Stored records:
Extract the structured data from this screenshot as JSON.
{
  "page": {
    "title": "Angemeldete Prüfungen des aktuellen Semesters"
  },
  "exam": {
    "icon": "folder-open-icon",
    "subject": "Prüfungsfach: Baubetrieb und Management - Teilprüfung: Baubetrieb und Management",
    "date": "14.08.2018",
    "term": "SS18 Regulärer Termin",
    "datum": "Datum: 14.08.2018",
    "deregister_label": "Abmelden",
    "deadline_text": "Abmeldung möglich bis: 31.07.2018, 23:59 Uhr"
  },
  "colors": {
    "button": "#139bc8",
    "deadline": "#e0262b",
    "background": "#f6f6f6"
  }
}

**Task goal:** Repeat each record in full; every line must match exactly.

**Solution for this task:**
Extract the structured data from this screenshot as JSON.
{
  "page": {
    "title": "Angemeldete Prüfungen des aktuellen Semesters"
  },
  "exam": {
    "icon": "folder-open-icon",
    "subject": "Prüfungsfach: Baubetrieb und Management - Teilprüfung: Baubetrieb und Management",
    "date": "14.08.2018",
    "term": "SS18 Regulärer Termin",
    "datum": "Datum: 14.08.2018",
    "deregister_label": "Abmelden",
    "deadline_text": "Abmeldung möglich bis: 31.07.2018, 23:59 Uhr"
  },
  "colors": {
    "button": "#139bc8",
    "deadline": "#e0262b",
    "background": "#f6f6f6"
  }
}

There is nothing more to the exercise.